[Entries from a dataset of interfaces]

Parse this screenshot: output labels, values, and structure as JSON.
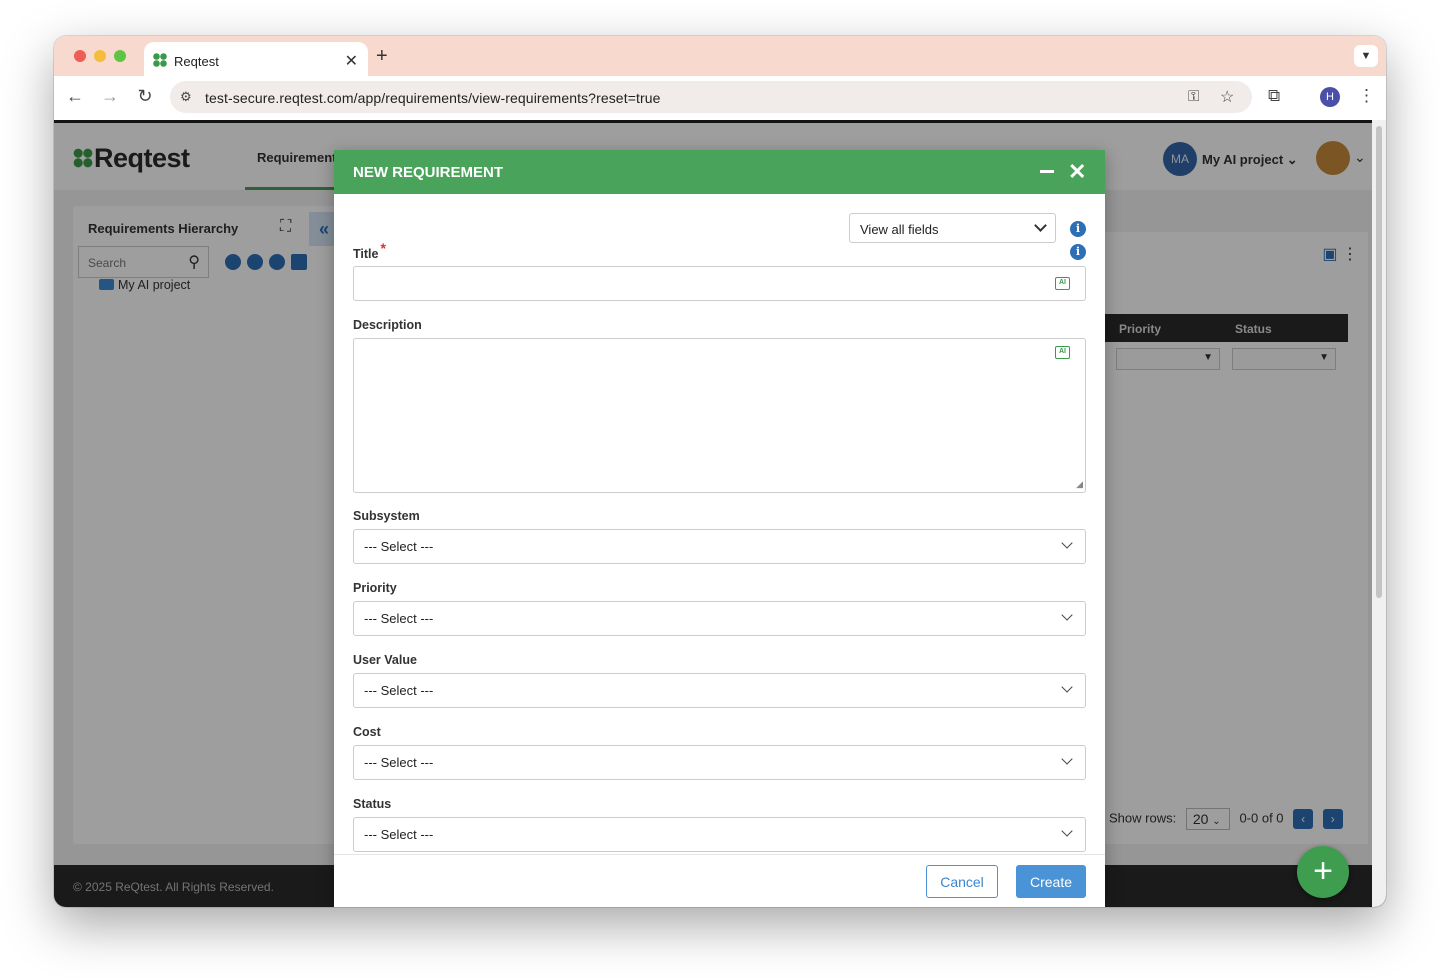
{
  "browser": {
    "tab_title": "Reqtest",
    "url": "test-secure.reqtest.com/app/requirements/view-requirements?reset=true",
    "profile_initial": "H"
  },
  "app": {
    "logo": "Reqtest",
    "nav_tab": "Requirements",
    "project_initials": "MA",
    "project_name": "My AI project"
  },
  "left_panel": {
    "title": "Requirements Hierarchy",
    "search_placeholder": "Search",
    "tree_root": "My AI project"
  },
  "grid": {
    "columns": [
      "Priority",
      "Status"
    ],
    "pager": {
      "label": "Show rows:",
      "rows": "20",
      "range": "0-0 of 0"
    }
  },
  "footer": {
    "copyright": "© 2025 ReQtest. All Rights Reserved."
  },
  "modal": {
    "title": "NEW REQUIREMENT",
    "view_selector": "View all fields",
    "fields": {
      "title": {
        "label": "Title",
        "value": ""
      },
      "description": {
        "label": "Description",
        "value": ""
      },
      "subsystem": {
        "label": "Subsystem",
        "value": "--- Select ---"
      },
      "priority": {
        "label": "Priority",
        "value": "--- Select ---"
      },
      "user_value": {
        "label": "User Value",
        "value": "--- Select ---"
      },
      "cost": {
        "label": "Cost",
        "value": "--- Select ---"
      },
      "status": {
        "label": "Status",
        "value": "--- Select ---"
      }
    },
    "buttons": {
      "cancel": "Cancel",
      "create": "Create"
    }
  },
  "colors": {
    "modal_header": "#4aa35a",
    "primary_button": "#4a93d6",
    "info_icon": "#2d6fb5",
    "tab_bar": "#f8d9cd"
  }
}
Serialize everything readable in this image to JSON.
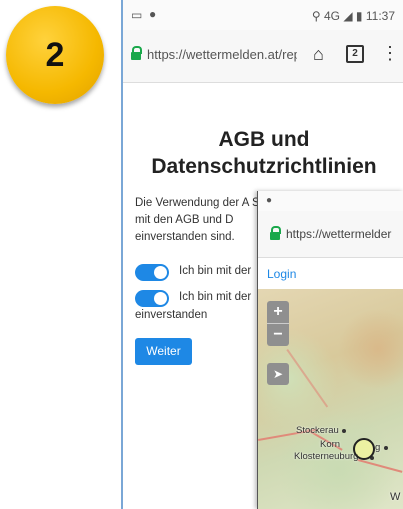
{
  "badge": {
    "number": "2"
  },
  "phone1": {
    "status": {
      "network": "4G",
      "time": "11:37"
    },
    "browser": {
      "url": "https://wettermelden.at/rep",
      "tab_count": "2"
    },
    "title_line1": "AGB und",
    "title_line2": "Datenschutzrichtlinien",
    "paragraph": "Die Verwendung der A Sie mit den AGB und D einverstanden sind.",
    "toggle1_label": "Ich bin mit der",
    "toggle2_label": "Ich bin mit der",
    "toggle2_cont": "einverstanden",
    "weiter_button": "Weiter"
  },
  "phone2": {
    "browser": {
      "url": "https://wettermelder"
    },
    "login_link": "Login",
    "map": {
      "zoom_in": "+",
      "zoom_out": "−",
      "locate": "➤",
      "places": {
        "stockerau": "Stockerau",
        "korn": "Korn",
        "korn_suffix": "g",
        "klosterneuburg": "Klosterneuburg",
        "w": "W"
      }
    }
  },
  "colors": {
    "accent": "#1e88e5",
    "lock": "#1aa84b",
    "badge": "#f5b800"
  }
}
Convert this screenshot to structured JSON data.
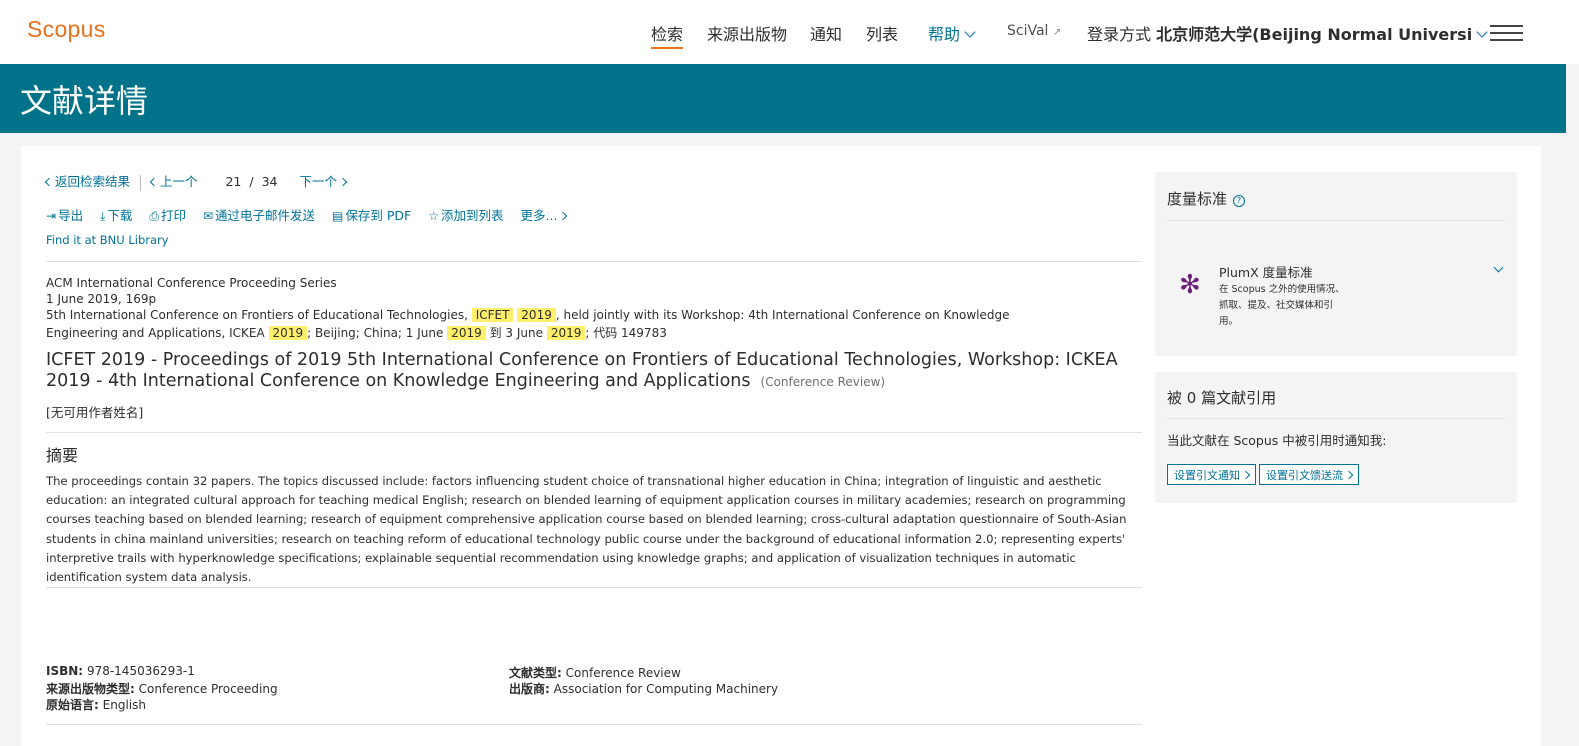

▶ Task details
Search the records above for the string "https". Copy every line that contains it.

▶ Solution for this task
      "url": "https://wettermelden.at/rep",
      "url": "https://wettermelder"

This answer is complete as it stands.